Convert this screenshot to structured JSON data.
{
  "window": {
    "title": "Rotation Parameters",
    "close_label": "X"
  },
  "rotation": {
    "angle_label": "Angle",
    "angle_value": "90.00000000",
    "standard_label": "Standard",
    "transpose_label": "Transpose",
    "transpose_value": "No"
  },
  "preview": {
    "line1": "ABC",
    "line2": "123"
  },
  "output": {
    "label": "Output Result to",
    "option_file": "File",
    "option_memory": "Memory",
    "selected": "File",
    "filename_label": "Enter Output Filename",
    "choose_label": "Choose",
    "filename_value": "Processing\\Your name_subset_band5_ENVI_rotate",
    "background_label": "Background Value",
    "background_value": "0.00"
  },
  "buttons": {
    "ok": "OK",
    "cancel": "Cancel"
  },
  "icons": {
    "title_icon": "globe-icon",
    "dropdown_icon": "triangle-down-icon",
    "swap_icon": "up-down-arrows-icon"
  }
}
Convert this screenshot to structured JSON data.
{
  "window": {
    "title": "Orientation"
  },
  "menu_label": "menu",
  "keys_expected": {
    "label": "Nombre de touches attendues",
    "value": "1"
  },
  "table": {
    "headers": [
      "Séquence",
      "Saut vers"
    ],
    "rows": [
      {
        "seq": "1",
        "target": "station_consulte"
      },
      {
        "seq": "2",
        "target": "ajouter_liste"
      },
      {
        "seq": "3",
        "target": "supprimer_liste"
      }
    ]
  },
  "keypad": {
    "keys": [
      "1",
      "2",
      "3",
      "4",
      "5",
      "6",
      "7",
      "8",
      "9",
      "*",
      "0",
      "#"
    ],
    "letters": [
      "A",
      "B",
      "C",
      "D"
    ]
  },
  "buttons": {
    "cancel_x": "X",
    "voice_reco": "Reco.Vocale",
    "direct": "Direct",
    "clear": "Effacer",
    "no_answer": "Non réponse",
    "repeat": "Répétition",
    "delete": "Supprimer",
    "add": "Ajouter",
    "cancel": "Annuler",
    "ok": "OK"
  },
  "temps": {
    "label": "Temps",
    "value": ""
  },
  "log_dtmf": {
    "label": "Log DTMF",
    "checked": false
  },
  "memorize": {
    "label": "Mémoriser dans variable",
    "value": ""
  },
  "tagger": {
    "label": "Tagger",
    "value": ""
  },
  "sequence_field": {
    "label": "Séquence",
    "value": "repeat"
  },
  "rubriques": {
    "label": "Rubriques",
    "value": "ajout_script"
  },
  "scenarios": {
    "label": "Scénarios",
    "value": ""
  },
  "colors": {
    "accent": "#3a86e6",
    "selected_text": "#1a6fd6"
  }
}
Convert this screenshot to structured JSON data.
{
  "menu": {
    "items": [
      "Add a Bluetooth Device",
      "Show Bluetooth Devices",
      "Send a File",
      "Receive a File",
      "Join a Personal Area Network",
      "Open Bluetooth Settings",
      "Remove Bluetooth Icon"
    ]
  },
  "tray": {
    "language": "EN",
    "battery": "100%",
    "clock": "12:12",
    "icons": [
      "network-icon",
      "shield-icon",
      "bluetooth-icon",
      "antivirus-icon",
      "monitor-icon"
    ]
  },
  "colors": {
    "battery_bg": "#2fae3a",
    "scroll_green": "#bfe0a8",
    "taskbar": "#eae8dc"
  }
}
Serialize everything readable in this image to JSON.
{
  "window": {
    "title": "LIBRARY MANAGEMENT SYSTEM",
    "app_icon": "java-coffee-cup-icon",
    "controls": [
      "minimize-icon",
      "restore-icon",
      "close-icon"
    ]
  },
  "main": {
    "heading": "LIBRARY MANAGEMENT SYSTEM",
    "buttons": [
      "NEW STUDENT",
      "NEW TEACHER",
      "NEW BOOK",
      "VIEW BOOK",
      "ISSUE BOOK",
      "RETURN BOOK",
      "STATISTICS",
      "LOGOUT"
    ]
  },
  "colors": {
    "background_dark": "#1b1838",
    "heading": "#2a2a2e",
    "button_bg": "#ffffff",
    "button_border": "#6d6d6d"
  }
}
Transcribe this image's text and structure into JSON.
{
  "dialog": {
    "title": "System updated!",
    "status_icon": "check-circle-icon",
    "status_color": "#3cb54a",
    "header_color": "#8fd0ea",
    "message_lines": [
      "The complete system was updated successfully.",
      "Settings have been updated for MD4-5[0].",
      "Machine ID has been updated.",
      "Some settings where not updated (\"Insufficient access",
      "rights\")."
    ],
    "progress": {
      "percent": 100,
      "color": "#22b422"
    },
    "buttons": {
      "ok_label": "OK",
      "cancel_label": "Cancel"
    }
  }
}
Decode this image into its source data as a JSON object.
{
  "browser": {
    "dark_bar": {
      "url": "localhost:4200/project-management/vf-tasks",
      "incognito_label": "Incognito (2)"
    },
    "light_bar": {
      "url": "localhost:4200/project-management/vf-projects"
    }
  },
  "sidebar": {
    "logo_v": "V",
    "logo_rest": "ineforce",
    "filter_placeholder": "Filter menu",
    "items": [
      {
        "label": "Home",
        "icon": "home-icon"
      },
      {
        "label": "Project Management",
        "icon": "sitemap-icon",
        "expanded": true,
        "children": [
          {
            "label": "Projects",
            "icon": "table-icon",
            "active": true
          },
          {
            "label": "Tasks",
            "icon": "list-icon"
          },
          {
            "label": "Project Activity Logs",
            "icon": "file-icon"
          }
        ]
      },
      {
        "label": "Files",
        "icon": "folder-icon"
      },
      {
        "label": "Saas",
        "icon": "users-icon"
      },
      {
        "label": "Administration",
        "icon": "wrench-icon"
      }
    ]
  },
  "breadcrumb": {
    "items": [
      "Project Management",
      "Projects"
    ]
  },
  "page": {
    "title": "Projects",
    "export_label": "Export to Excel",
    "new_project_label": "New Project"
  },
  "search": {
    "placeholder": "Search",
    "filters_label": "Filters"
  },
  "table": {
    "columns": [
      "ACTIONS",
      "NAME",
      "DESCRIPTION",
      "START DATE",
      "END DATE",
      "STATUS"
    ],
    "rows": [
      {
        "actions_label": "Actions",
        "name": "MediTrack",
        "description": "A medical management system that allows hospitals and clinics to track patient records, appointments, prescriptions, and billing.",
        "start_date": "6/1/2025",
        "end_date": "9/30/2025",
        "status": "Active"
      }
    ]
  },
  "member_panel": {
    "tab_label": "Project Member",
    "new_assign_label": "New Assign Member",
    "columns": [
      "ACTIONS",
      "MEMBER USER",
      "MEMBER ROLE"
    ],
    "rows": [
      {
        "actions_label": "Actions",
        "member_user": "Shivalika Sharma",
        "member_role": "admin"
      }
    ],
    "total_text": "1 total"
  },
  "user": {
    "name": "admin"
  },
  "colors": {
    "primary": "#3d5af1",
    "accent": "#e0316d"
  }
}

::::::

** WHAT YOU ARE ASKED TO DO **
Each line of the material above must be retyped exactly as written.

** EXERCISE ANSWER **
Convert this screenshot to structured JSON data.
{
  "window": {
    "title": "Rotation Parameters",
    "close_label": "X"
  },
  "rotation": {
    "angle_label": "Angle",
    "angle_value": "90.00000000",
    "standard_label": "Standard",
    "transpose_label": "Transpose",
    "transpose_value": "No"
  },
  "preview": {
    "line1": "ABC",
    "line2": "123"
  },
  "output": {
    "label": "Output Result to",
    "option_file": "File",
    "option_memory": "Memory",
    "selected": "File",
    "filename_label": "Enter Output Filename",
    "choose_label": "Choose",
    "filename_value": "Processing\\Your name_subset_band5_ENVI_rotate",
    "background_label": "Background Value",
    "background_value": "0.00"
  },
  "buttons": {
    "ok": "OK",
    "cancel": "Cancel"
  },
  "icons": {
    "title_icon": "globe-icon",
    "dropdown_icon": "triangle-down-icon",
    "swap_icon": "up-down-arrows-icon"
  }
}
Convert this screenshot to structured JSON data.
{
  "window": {
    "title": "Orientation"
  },
  "menu_label": "menu",
  "keys_expected": {
    "label": "Nombre de touches attendues",
    "value": "1"
  },
  "table": {
    "headers": [
      "Séquence",
      "Saut vers"
    ],
    "rows": [
      {
        "seq": "1",
        "target": "station_consulte"
      },
      {
        "seq": "2",
        "target": "ajouter_liste"
      },
      {
        "seq": "3",
        "target": "supprimer_liste"
      }
    ]
  },
  "keypad": {
    "keys": [
      "1",
      "2",
      "3",
      "4",
      "5",
      "6",
      "7",
      "8",
      "9",
      "*",
      "0",
      "#"
    ],
    "letters": [
      "A",
      "B",
      "C",
      "D"
    ]
  },
  "buttons": {
    "cancel_x": "X",
    "voice_reco": "Reco.Vocale",
    "direct": "Direct",
    "clear": "Effacer",
    "no_answer": "Non réponse",
    "repeat": "Répétition",
    "delete": "Supprimer",
    "add": "Ajouter",
    "cancel": "Annuler",
    "ok": "OK"
  },
  "temps": {
    "label": "Temps",
    "value": ""
  },
  "log_dtmf": {
    "label": "Log DTMF",
    "checked": false
  },
  "memorize": {
    "label": "Mémoriser dans variable",
    "value": ""
  },
  "tagger": {
    "label": "Tagger",
    "value": ""
  },
  "sequence_field": {
    "label": "Séquence",
    "value": "repeat"
  },
  "rubriques": {
    "label": "Rubriques",
    "value": "ajout_script"
  },
  "scenarios": {
    "label": "Scénarios",
    "value": ""
  },
  "colors": {
    "accent": "#3a86e6",
    "selected_text": "#1a6fd6"
  }
}
Convert this screenshot to structured JSON data.
{
  "menu": {
    "items": [
      "Add a Bluetooth Device",
      "Show Bluetooth Devices",
      "Send a File",
      "Receive a File",
      "Join a Personal Area Network",
      "Open Bluetooth Settings",
      "Remove Bluetooth Icon"
    ]
  },
  "tray": {
    "language": "EN",
    "battery": "100%",
    "clock": "12:12",
    "icons": [
      "network-icon",
      "shield-icon",
      "bluetooth-icon",
      "antivirus-icon",
      "monitor-icon"
    ]
  },
  "colors": {
    "battery_bg": "#2fae3a",
    "scroll_green": "#bfe0a8",
    "taskbar": "#eae8dc"
  }
}
Serialize everything readable in this image to JSON.
{
  "window": {
    "title": "LIBRARY MANAGEMENT SYSTEM",
    "app_icon": "java-coffee-cup-icon",
    "controls": [
      "minimize-icon",
      "restore-icon",
      "close-icon"
    ]
  },
  "main": {
    "heading": "LIBRARY MANAGEMENT SYSTEM",
    "buttons": [
      "NEW STUDENT",
      "NEW TEACHER",
      "NEW BOOK",
      "VIEW BOOK",
      "ISSUE BOOK",
      "RETURN BOOK",
      "STATISTICS",
      "LOGOUT"
    ]
  },
  "colors": {
    "background_dark": "#1b1838",
    "heading": "#2a2a2e",
    "button_bg": "#ffffff",
    "button_border": "#6d6d6d"
  }
}
Transcribe this image's text and structure into JSON.
{
  "dialog": {
    "title": "System updated!",
    "status_icon": "check-circle-icon",
    "status_color": "#3cb54a",
    "header_color": "#8fd0ea",
    "message_lines": [
      "The complete system was updated successfully.",
      "Settings have been updated for MD4-5[0].",
      "Machine ID has been updated.",
      "Some settings where not updated (\"Insufficient access",
      "rights\")."
    ],
    "progress": {
      "percent": 100,
      "color": "#22b422"
    },
    "buttons": {
      "ok_label": "OK",
      "cancel_label": "Cancel"
    }
  }
}
Decode this image into its source data as a JSON object.
{
  "browser": {
    "dark_bar": {
      "url": "localhost:4200/project-management/vf-tasks",
      "incognito_label": "Incognito (2)"
    },
    "light_bar": {
      "url": "localhost:4200/project-management/vf-projects"
    }
  },
  "sidebar": {
    "logo_v": "V",
    "logo_rest": "ineforce",
    "filter_placeholder": "Filter menu",
    "items": [
      {
        "label": "Home",
        "icon": "home-icon"
      },
      {
        "label": "Project Management",
        "icon": "sitemap-icon",
        "expanded": true,
        "children": [
          {
            "label": "Projects",
            "icon": "table-icon",
            "active": true
          },
          {
            "label": "Tasks",
            "icon": "list-icon"
          },
          {
            "label": "Project Activity Logs",
            "icon": "file-icon"
          }
        ]
      },
      {
        "label": "Files",
        "icon": "folder-icon"
      },
      {
        "label": "Saas",
        "icon": "users-icon"
      },
      {
        "label": "Administration",
        "icon": "wrench-icon"
      }
    ]
  },
  "breadcrumb": {
    "items": [
      "Project Management",
      "Projects"
    ]
  },
  "page": {
    "title": "Projects",
    "export_label": "Export to Excel",
    "new_project_label": "New Project"
  },
  "search": {
    "placeholder": "Search",
    "filters_label": "Filters"
  },
  "table": {
    "columns": [
      "ACTIONS",
      "NAME",
      "DESCRIPTION",
      "START DATE",
      "END DATE",
      "STATUS"
    ],
    "rows": [
      {
        "actions_label": "Actions",
        "name": "MediTrack",
        "description": "A medical management system that allows hospitals and clinics to track patient records, appointments, prescriptions, and billing.",
        "start_date": "6/1/2025",
        "end_date": "9/30/2025",
        "status": "Active"
      }
    ]
  },
  "member_panel": {
    "tab_label": "Project Member",
    "new_assign_label": "New Assign Member",
    "columns": [
      "ACTIONS",
      "MEMBER USER",
      "MEMBER ROLE"
    ],
    "rows": [
      {
        "actions_label": "Actions",
        "member_user": "Shivalika Sharma",
        "member_role": "admin"
      }
    ],
    "total_text": "1 total"
  },
  "user": {
    "name": "admin"
  },
  "colors": {
    "primary": "#3d5af1",
    "accent": "#e0316d"
  }
}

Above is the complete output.